**Data for review:**
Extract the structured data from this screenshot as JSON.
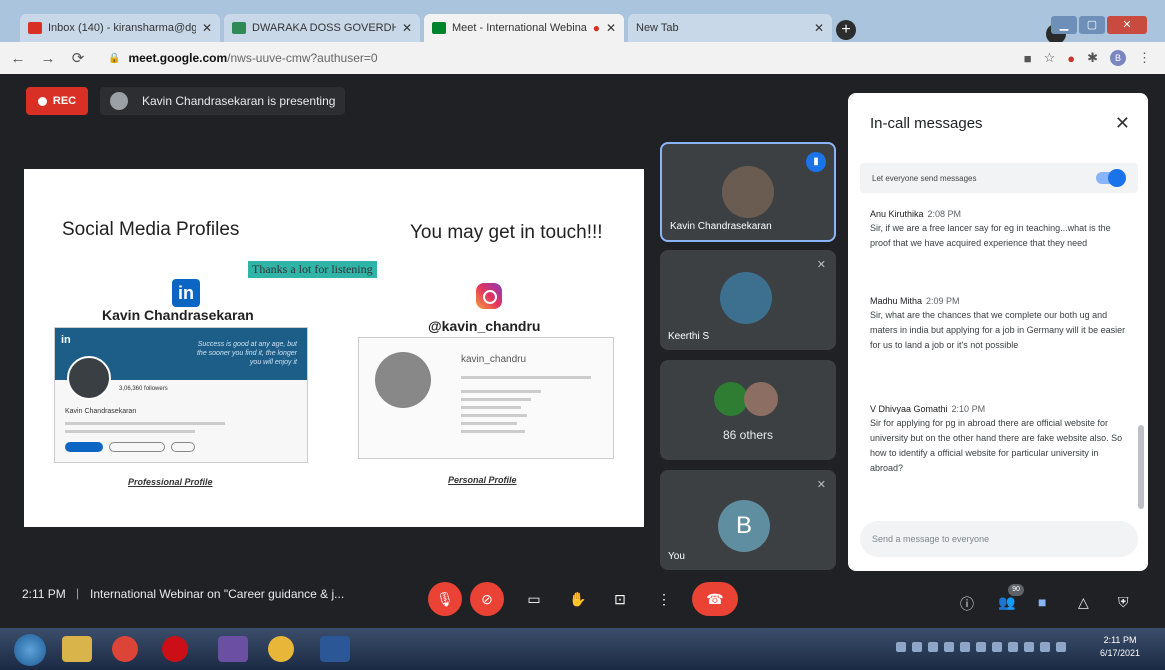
{
  "browser": {
    "tabs": [
      {
        "title": "Inbox (140) - kiransharma@dgv...",
        "active": false
      },
      {
        "title": "DWARAKA DOSS GOVERDHAN D...",
        "active": false
      },
      {
        "title": "Meet - International Webina",
        "active": true
      },
      {
        "title": "New Tab",
        "active": false
      }
    ],
    "new_tab": "+",
    "url_domain": "meet.google.com",
    "url_path": "/nws-uuve-cmw?authuser=0"
  },
  "meet": {
    "rec_label": "REC",
    "presenting_text": "Kavin Chandrasekaran is presenting",
    "slide": {
      "heading_left": "Social Media Profiles",
      "heading_right": "You may get in touch!!!",
      "thanks": "Thanks a lot for listening",
      "linkedin_logo": "in",
      "linkedin_name": "Kavin Chandrasekaran",
      "instagram_handle": "@kavin_chandru",
      "li_card": {
        "logo": "in",
        "quote": "Success is good at any age, but the sooner you find it, the longer you will enjoy it",
        "followers": "3,06,360 followers",
        "name": "Kavin Chandrasekaran"
      },
      "ig_card": {
        "username": "kavin_chandru"
      },
      "caption_left": "Professional Profile",
      "caption_right": "Personal Profile"
    },
    "participants": [
      {
        "name": "Kavin Chandrasekaran",
        "state": "speaking"
      },
      {
        "name": "Keerthi S",
        "state": "muted"
      },
      {
        "name": "86 others",
        "state": "group"
      },
      {
        "name": "You",
        "initial": "B",
        "state": "muted"
      }
    ],
    "chat": {
      "title": "In-call messages",
      "toggle_label": "Let everyone send messages",
      "messages": [
        {
          "sender": "Anu Kiruthika",
          "time": "2:08 PM",
          "text": "Sir, if we are a free lancer say for eg in teaching...what is the proof that we have acquired experience that they need"
        },
        {
          "sender": "Madhu Mitha",
          "time": "2:09 PM",
          "text": "Sir, what are the chances that we complete our both ug and maters in india but applying for a job in Germany will it be easier for us to land a job or it's not possible"
        },
        {
          "sender": "V Dhivyaa Gomathi",
          "time": "2:10 PM",
          "text": "Sir for applying for pg in abroad there are official website for university but on the other hand there are fake website also. So how to identify a official website for particular university in abroad?"
        }
      ],
      "input_placeholder": "Send a message to everyone"
    },
    "bottom": {
      "time": "2:11 PM",
      "separator": "|",
      "meeting_title": "International Webinar on \"Career guidance & j...",
      "people_count": "90"
    }
  },
  "taskbar": {
    "clock_time": "2:11 PM",
    "clock_date": "6/17/2021"
  },
  "colors": {
    "meet_bg": "#202124",
    "accent_blue": "#1a73e8",
    "danger_red": "#ea4335"
  }
}
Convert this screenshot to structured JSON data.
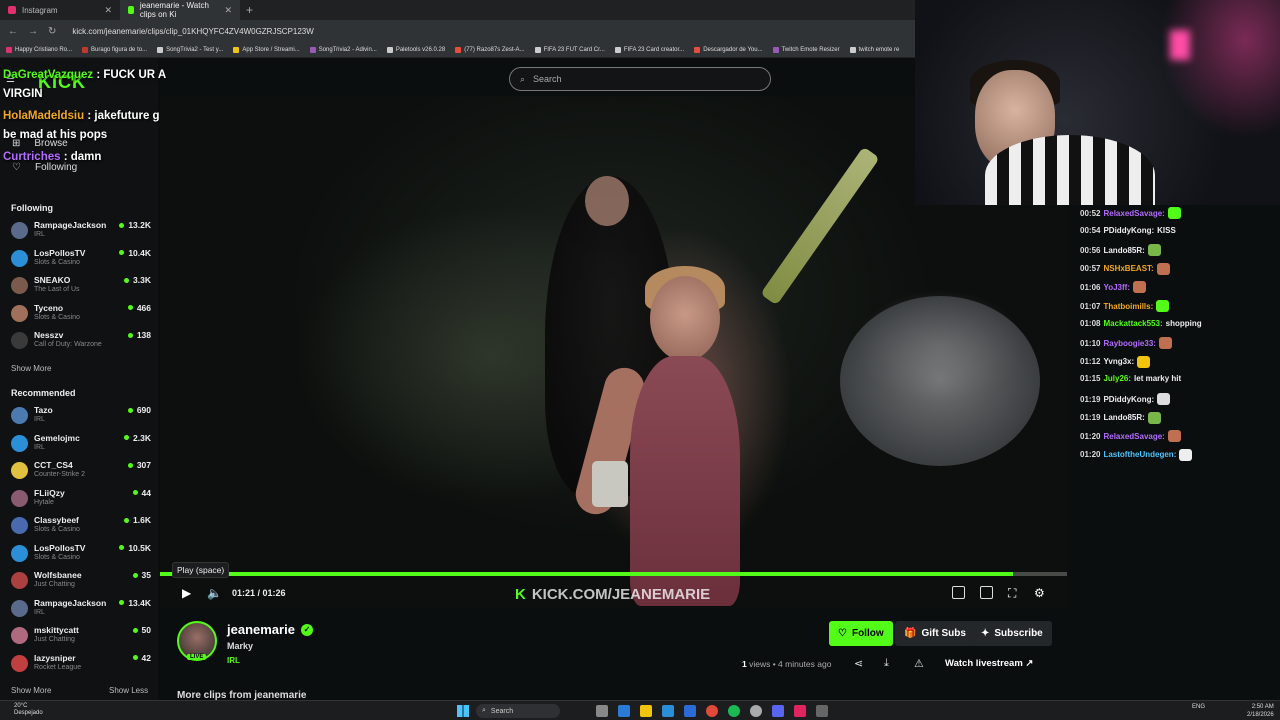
{
  "browser": {
    "tabs": [
      {
        "label": "Instagram",
        "color": "#e1306c"
      },
      {
        "label": "jeanemarie - Watch clips on Ki",
        "color": "#53fc18"
      }
    ],
    "url": "kick.com/jeanemarie/clips/clip_01KHQYFC4ZV4W0GZRJSCP123W",
    "bookmarks": [
      {
        "label": "Happy Cristiano Ro...",
        "color": "#e1306c"
      },
      {
        "label": "Burago figura de to...",
        "color": "#c0392b"
      },
      {
        "label": "SongTrivia2 - Test y...",
        "color": "#ccc"
      },
      {
        "label": "App Store / Streami...",
        "color": "#f1c40f"
      },
      {
        "label": "SongTrivia2 - Adivin...",
        "color": "#9b59b6"
      },
      {
        "label": "Paletools v26.0.28",
        "color": "#ccc"
      },
      {
        "label": "(77) Razo87s Zest-A...",
        "color": "#e74c3c"
      },
      {
        "label": "FIFA 23 FUT Card Cr...",
        "color": "#ccc"
      },
      {
        "label": "FIFA 23 Card creator...",
        "color": "#ccc"
      },
      {
        "label": "Descargador de You...",
        "color": "#e74c3c"
      },
      {
        "label": "Twitch Emote Resizer",
        "color": "#9b59b6"
      },
      {
        "label": "twitch emote re",
        "color": "#ccc"
      }
    ]
  },
  "overlay_chat": [
    {
      "user": "DaGreatVazquez",
      "text": " : FUCK UR A VIRGIN",
      "cls": "u1"
    },
    {
      "user": "HolaMadeldsiu",
      "text": " : jakefuture gonna be mad at his pops",
      "cls": "u2"
    },
    {
      "user": "Curtriches",
      "text": " : damn",
      "cls": "u3"
    }
  ],
  "sidebar": {
    "logo": "KICK",
    "browse": "Browse",
    "following_link": "Following",
    "following_title": "Following",
    "following": [
      {
        "name": "RampageJackson",
        "category": "IRL",
        "viewers": "13.2K",
        "color": "#5a6a8a"
      },
      {
        "name": "LosPollosTV",
        "category": "Slots & Casino",
        "viewers": "10.4K",
        "color": "#2a8fd6"
      },
      {
        "name": "SNEAKO",
        "category": "The Last of Us",
        "viewers": "3.3K",
        "color": "#7a5a4a"
      },
      {
        "name": "Tyceno",
        "category": "Slots & Casino",
        "viewers": "466",
        "color": "#a0705a"
      },
      {
        "name": "Nesszv",
        "category": "Call of Duty: Warzone",
        "viewers": "138",
        "color": "#3a3a3a"
      }
    ],
    "show_more": "Show More",
    "recommended_title": "Recommended",
    "recommended": [
      {
        "name": "Tazo",
        "category": "IRL",
        "viewers": "690",
        "color": "#4a7ab0"
      },
      {
        "name": "Gemelojmc",
        "category": "IRL",
        "viewers": "2.3K",
        "color": "#2a8fd6"
      },
      {
        "name": "CCT_CS4",
        "category": "Counter-Strike 2",
        "viewers": "307",
        "color": "#e0c040"
      },
      {
        "name": "FLiiQzy",
        "category": "Hytale",
        "viewers": "44",
        "color": "#8a5a70"
      },
      {
        "name": "Classybeef",
        "category": "Slots & Casino",
        "viewers": "1.6K",
        "color": "#4a6ab0"
      },
      {
        "name": "LosPollosTV",
        "category": "Slots & Casino",
        "viewers": "10.5K",
        "color": "#2a8fd6"
      },
      {
        "name": "Wolfsbanee",
        "category": "Just Chatting",
        "viewers": "35",
        "color": "#aa4040"
      },
      {
        "name": "RampageJackson",
        "category": "IRL",
        "viewers": "13.4K",
        "color": "#5a6a8a"
      },
      {
        "name": "mskittycatt",
        "category": "Just Chatting",
        "viewers": "50",
        "color": "#b06a80"
      },
      {
        "name": "lazysniper",
        "category": "Rocket League",
        "viewers": "42",
        "color": "#c04040"
      }
    ],
    "show_more2": "Show More",
    "show_less": "Show Less"
  },
  "search": {
    "placeholder": "Search"
  },
  "player": {
    "tooltip": "Play (space)",
    "time": "01:21 / 01:26",
    "progress_fraction": 0.94,
    "watermark": "KICK.COM/JEANEMARIE"
  },
  "channel": {
    "name": "jeanemarie",
    "clip_title": "Marky",
    "category": "IRL",
    "live_badge": "LIVE",
    "follow": "Follow",
    "gift": "Gift Subs",
    "subscribe": "Subscribe",
    "views_count": "1",
    "views_rest": " views • 4 minutes ago",
    "watch_live": "Watch livestream",
    "more_clips": "More clips from jeanemarie"
  },
  "chat": [
    {
      "time": "00:52",
      "user": "RelaxedSavage:",
      "text": "",
      "color": "#b46cff",
      "emote": "#53fc18"
    },
    {
      "time": "00:54",
      "user": "PDiddyKong:",
      "text": "KISS",
      "color": "#eee",
      "emote": ""
    },
    {
      "time": "00:56",
      "user": "Lando85R:",
      "text": "",
      "color": "#eee",
      "emote": "#7ab648"
    },
    {
      "time": "00:57",
      "user": "NSHxBEAST:",
      "text": "",
      "color": "#f4a724",
      "emote": "#c07050"
    },
    {
      "time": "01:06",
      "user": "YoJ3ff:",
      "text": "",
      "color": "#b46cff",
      "emote": "#c07050"
    },
    {
      "time": "01:07",
      "user": "Thatboimills:",
      "text": "",
      "color": "#f4a724",
      "emote": "#53fc18"
    },
    {
      "time": "01:08",
      "user": "Mackattack553:",
      "text": "shopping",
      "color": "#53fc18",
      "emote": ""
    },
    {
      "time": "01:10",
      "user": "Rayboogie33:",
      "text": "",
      "color": "#b46cff",
      "emote": "#c07050"
    },
    {
      "time": "01:12",
      "user": "Yvng3x:",
      "text": "",
      "color": "#eee",
      "emote": "#f1c40f"
    },
    {
      "time": "01:15",
      "user": "July26:",
      "text": "let marky hit",
      "color": "#53fc18",
      "emote": ""
    },
    {
      "time": "01:19",
      "user": "PDiddyKong:",
      "text": "",
      "color": "#eee",
      "emote": "#ddd"
    },
    {
      "time": "01:19",
      "user": "Lando85R:",
      "text": "",
      "color": "#eee",
      "emote": "#7ab648"
    },
    {
      "time": "01:20",
      "user": "RelaxedSavage:",
      "text": "",
      "color": "#b46cff",
      "emote": "#c07050"
    },
    {
      "time": "01:20",
      "user": "LastoftheUndegen:",
      "text": "",
      "color": "#4cc2ff",
      "emote": "#eee"
    }
  ],
  "taskbar": {
    "temp": "20°C",
    "weather": "Despejado",
    "search": "Search",
    "lang": "ENG",
    "time": "2:50 AM",
    "date": "2/18/2026"
  },
  "colors": {
    "accent": "#53fc18"
  }
}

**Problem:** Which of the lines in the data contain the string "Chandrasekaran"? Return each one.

**Exercise solution:**
    "presenting_text": "Kavin Chandrasekaran is presenting",
      "linkedin_name": "Kavin Chandrasekaran",
        "name": "Kavin Chandrasekaran"
        "name": "Kavin Chandrasekaran",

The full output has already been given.